● **Problem**:
Each line shown below should be copied exactly.

● **App and web page records**:
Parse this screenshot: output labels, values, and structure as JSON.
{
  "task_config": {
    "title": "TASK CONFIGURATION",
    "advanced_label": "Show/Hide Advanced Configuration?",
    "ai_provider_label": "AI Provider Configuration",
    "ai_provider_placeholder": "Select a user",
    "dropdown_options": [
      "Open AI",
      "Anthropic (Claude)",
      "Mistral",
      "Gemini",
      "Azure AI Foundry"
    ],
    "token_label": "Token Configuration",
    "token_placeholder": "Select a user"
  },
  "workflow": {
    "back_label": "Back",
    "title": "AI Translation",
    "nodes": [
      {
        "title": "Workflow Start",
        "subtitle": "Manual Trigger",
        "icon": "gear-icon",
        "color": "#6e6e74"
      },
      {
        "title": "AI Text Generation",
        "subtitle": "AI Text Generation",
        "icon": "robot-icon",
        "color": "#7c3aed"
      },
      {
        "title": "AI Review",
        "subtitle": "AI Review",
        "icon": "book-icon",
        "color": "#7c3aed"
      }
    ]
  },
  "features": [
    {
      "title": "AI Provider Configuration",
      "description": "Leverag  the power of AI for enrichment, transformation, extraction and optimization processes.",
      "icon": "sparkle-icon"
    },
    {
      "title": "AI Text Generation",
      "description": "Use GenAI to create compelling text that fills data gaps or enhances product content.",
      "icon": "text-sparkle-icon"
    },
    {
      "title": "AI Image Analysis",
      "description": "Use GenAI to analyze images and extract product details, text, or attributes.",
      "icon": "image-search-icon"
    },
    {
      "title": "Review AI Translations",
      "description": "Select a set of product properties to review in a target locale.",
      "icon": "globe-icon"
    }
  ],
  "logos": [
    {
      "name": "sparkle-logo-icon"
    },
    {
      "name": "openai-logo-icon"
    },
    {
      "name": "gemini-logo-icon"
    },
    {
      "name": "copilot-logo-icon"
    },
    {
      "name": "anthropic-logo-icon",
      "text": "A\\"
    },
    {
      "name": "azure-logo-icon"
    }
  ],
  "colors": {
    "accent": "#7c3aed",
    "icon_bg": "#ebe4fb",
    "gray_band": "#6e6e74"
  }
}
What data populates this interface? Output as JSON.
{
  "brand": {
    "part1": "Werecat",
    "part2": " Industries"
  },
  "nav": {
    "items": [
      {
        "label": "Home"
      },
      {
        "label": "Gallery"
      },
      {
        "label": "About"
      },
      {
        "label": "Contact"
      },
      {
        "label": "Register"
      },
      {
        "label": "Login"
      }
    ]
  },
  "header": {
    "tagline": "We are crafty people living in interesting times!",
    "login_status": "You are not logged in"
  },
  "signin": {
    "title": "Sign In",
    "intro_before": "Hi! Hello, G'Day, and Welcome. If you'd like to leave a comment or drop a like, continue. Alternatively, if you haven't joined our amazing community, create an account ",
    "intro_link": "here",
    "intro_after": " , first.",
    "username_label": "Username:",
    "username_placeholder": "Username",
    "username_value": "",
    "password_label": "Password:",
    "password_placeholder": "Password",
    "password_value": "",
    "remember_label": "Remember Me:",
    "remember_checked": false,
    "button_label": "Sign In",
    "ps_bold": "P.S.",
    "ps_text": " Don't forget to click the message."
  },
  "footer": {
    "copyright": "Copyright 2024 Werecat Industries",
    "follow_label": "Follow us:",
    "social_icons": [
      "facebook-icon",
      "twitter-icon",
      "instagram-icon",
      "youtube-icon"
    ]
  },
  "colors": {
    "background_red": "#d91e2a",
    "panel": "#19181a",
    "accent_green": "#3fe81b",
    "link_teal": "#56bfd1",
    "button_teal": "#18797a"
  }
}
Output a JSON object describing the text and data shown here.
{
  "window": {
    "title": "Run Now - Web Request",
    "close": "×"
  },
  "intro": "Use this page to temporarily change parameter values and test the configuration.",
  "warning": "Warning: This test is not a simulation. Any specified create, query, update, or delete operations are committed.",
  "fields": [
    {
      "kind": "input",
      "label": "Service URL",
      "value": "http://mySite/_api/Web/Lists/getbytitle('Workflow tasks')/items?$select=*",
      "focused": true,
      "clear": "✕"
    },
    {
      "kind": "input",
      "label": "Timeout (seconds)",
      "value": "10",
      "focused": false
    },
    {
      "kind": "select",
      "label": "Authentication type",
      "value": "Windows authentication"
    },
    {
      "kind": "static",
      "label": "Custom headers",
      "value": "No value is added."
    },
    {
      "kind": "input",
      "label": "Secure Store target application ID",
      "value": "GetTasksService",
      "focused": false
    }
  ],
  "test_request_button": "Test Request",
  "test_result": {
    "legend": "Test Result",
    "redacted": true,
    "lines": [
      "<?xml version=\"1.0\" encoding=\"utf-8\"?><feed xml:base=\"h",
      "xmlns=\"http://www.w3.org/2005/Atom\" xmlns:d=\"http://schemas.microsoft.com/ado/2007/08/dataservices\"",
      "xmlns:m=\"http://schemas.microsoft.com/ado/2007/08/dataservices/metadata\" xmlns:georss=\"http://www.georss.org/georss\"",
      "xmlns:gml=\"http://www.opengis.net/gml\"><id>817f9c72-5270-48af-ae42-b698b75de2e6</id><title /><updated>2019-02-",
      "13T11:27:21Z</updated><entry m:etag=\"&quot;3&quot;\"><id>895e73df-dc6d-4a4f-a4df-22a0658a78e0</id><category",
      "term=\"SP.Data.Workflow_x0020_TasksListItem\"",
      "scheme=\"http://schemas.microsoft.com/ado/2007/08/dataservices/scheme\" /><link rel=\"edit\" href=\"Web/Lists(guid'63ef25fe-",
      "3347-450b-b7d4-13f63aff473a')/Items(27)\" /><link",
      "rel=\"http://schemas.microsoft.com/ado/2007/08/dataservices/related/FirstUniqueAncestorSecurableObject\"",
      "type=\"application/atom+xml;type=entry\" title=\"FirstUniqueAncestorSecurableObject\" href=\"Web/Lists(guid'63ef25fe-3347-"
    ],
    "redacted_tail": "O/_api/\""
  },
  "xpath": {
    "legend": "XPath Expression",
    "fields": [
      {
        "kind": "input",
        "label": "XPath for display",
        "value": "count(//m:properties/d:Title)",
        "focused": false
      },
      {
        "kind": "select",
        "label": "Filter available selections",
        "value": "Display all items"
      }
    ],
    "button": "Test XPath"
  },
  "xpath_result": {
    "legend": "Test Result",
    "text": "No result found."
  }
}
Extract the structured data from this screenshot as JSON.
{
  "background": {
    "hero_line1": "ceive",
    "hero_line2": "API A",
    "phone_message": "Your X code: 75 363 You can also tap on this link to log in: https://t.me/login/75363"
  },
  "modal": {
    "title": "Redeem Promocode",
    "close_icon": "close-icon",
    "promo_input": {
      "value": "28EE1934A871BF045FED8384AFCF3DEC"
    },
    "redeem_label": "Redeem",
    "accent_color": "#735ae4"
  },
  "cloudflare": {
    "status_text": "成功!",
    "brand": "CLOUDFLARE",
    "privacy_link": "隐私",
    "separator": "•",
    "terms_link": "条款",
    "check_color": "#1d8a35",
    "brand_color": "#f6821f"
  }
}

● **Response for this exercise**:
Parse this screenshot: output labels, values, and structure as JSON.
{
  "task_config": {
    "title": "TASK CONFIGURATION",
    "advanced_label": "Show/Hide Advanced Configuration?",
    "ai_provider_label": "AI Provider Configuration",
    "ai_provider_placeholder": "Select a user",
    "dropdown_options": [
      "Open AI",
      "Anthropic (Claude)",
      "Mistral",
      "Gemini",
      "Azure AI Foundry"
    ],
    "token_label": "Token Configuration",
    "token_placeholder": "Select a user"
  },
  "workflow": {
    "back_label": "Back",
    "title": "AI Translation",
    "nodes": [
      {
        "title": "Workflow Start",
        "subtitle": "Manual Trigger",
        "icon": "gear-icon",
        "color": "#6e6e74"
      },
      {
        "title": "AI Text Generation",
        "subtitle": "AI Text Generation",
        "icon": "robot-icon",
        "color": "#7c3aed"
      },
      {
        "title": "AI Review",
        "subtitle": "AI Review",
        "icon": "book-icon",
        "color": "#7c3aed"
      }
    ]
  },
  "features": [
    {
      "title": "AI Provider Configuration",
      "description": "Leverag  the power of AI for enrichment, transformation, extraction and optimization processes.",
      "icon": "sparkle-icon"
    },
    {
      "title": "AI Text Generation",
      "description": "Use GenAI to create compelling text that fills data gaps or enhances product content.",
      "icon": "text-sparkle-icon"
    },
    {
      "title": "AI Image Analysis",
      "description": "Use GenAI to analyze images and extract product details, text, or attributes.",
      "icon": "image-search-icon"
    },
    {
      "title": "Review AI Translations",
      "description": "Select a set of product properties to review in a target locale.",
      "icon": "globe-icon"
    }
  ],
  "logos": [
    {
      "name": "sparkle-logo-icon"
    },
    {
      "name": "openai-logo-icon"
    },
    {
      "name": "gemini-logo-icon"
    },
    {
      "name": "copilot-logo-icon"
    },
    {
      "name": "anthropic-logo-icon",
      "text": "A\\"
    },
    {
      "name": "azure-logo-icon"
    }
  ],
  "colors": {
    "accent": "#7c3aed",
    "icon_bg": "#ebe4fb",
    "gray_band": "#6e6e74"
  }
}
What data populates this interface? Output as JSON.
{
  "brand": {
    "part1": "Werecat",
    "part2": " Industries"
  },
  "nav": {
    "items": [
      {
        "label": "Home"
      },
      {
        "label": "Gallery"
      },
      {
        "label": "About"
      },
      {
        "label": "Contact"
      },
      {
        "label": "Register"
      },
      {
        "label": "Login"
      }
    ]
  },
  "header": {
    "tagline": "We are crafty people living in interesting times!",
    "login_status": "You are not logged in"
  },
  "signin": {
    "title": "Sign In",
    "intro_before": "Hi! Hello, G'Day, and Welcome. If you'd like to leave a comment or drop a like, continue. Alternatively, if you haven't joined our amazing community, create an account ",
    "intro_link": "here",
    "intro_after": " , first.",
    "username_label": "Username:",
    "username_placeholder": "Username",
    "username_value": "",
    "password_label": "Password:",
    "password_placeholder": "Password",
    "password_value": "",
    "remember_label": "Remember Me:",
    "remember_checked": false,
    "button_label": "Sign In",
    "ps_bold": "P.S.",
    "ps_text": " Don't forget to click the message."
  },
  "footer": {
    "copyright": "Copyright 2024 Werecat Industries",
    "follow_label": "Follow us:",
    "social_icons": [
      "facebook-icon",
      "twitter-icon",
      "instagram-icon",
      "youtube-icon"
    ]
  },
  "colors": {
    "background_red": "#d91e2a",
    "panel": "#19181a",
    "accent_green": "#3fe81b",
    "link_teal": "#56bfd1",
    "button_teal": "#18797a"
  }
}
Output a JSON object describing the text and data shown here.
{
  "window": {
    "title": "Run Now - Web Request",
    "close": "×"
  },
  "intro": "Use this page to temporarily change parameter values and test the configuration.",
  "warning": "Warning: This test is not a simulation. Any specified create, query, update, or delete operations are committed.",
  "fields": [
    {
      "kind": "input",
      "label": "Service URL",
      "value": "http://mySite/_api/Web/Lists/getbytitle('Workflow tasks')/items?$select=*",
      "focused": true,
      "clear": "✕"
    },
    {
      "kind": "input",
      "label": "Timeout (seconds)",
      "value": "10",
      "focused": false
    },
    {
      "kind": "select",
      "label": "Authentication type",
      "value": "Windows authentication"
    },
    {
      "kind": "static",
      "label": "Custom headers",
      "value": "No value is added."
    },
    {
      "kind": "input",
      "label": "Secure Store target application ID",
      "value": "GetTasksService",
      "focused": false
    }
  ],
  "test_request_button": "Test Request",
  "test_result": {
    "legend": "Test Result",
    "redacted": true,
    "lines": [
      "<?xml version=\"1.0\" encoding=\"utf-8\"?><feed xml:base=\"h",
      "xmlns=\"http://www.w3.org/2005/Atom\" xmlns:d=\"http://schemas.microsoft.com/ado/2007/08/dataservices\"",
      "xmlns:m=\"http://schemas.microsoft.com/ado/2007/08/dataservices/metadata\" xmlns:georss=\"http://www.georss.org/georss\"",
      "xmlns:gml=\"http://www.opengis.net/gml\"><id>817f9c72-5270-48af-ae42-b698b75de2e6</id><title /><updated>2019-02-",
      "13T11:27:21Z</updated><entry m:etag=\"&quot;3&quot;\"><id>895e73df-dc6d-4a4f-a4df-22a0658a78e0</id><category",
      "term=\"SP.Data.Workflow_x0020_TasksListItem\"",
      "scheme=\"http://schemas.microsoft.com/ado/2007/08/dataservices/scheme\" /><link rel=\"edit\" href=\"Web/Lists(guid'63ef25fe-",
      "3347-450b-b7d4-13f63aff473a')/Items(27)\" /><link",
      "rel=\"http://schemas.microsoft.com/ado/2007/08/dataservices/related/FirstUniqueAncestorSecurableObject\"",
      "type=\"application/atom+xml;type=entry\" title=\"FirstUniqueAncestorSecurableObject\" href=\"Web/Lists(guid'63ef25fe-3347-"
    ],
    "redacted_tail": "O/_api/\""
  },
  "xpath": {
    "legend": "XPath Expression",
    "fields": [
      {
        "kind": "input",
        "label": "XPath for display",
        "value": "count(//m:properties/d:Title)",
        "focused": false
      },
      {
        "kind": "select",
        "label": "Filter available selections",
        "value": "Display all items"
      }
    ],
    "button": "Test XPath"
  },
  "xpath_result": {
    "legend": "Test Result",
    "text": "No result found."
  }
}
Extract the structured data from this screenshot as JSON.
{
  "background": {
    "hero_line1": "ceive",
    "hero_line2": "API A",
    "phone_message": "Your X code: 75 363 You can also tap on this link to log in: https://t.me/login/75363"
  },
  "modal": {
    "title": "Redeem Promocode",
    "close_icon": "close-icon",
    "promo_input": {
      "value": "28EE1934A871BF045FED8384AFCF3DEC"
    },
    "redeem_label": "Redeem",
    "accent_color": "#735ae4"
  },
  "cloudflare": {
    "status_text": "成功!",
    "brand": "CLOUDFLARE",
    "privacy_link": "隐私",
    "separator": "•",
    "terms_link": "条款",
    "check_color": "#1d8a35",
    "brand_color": "#f6821f"
  }
}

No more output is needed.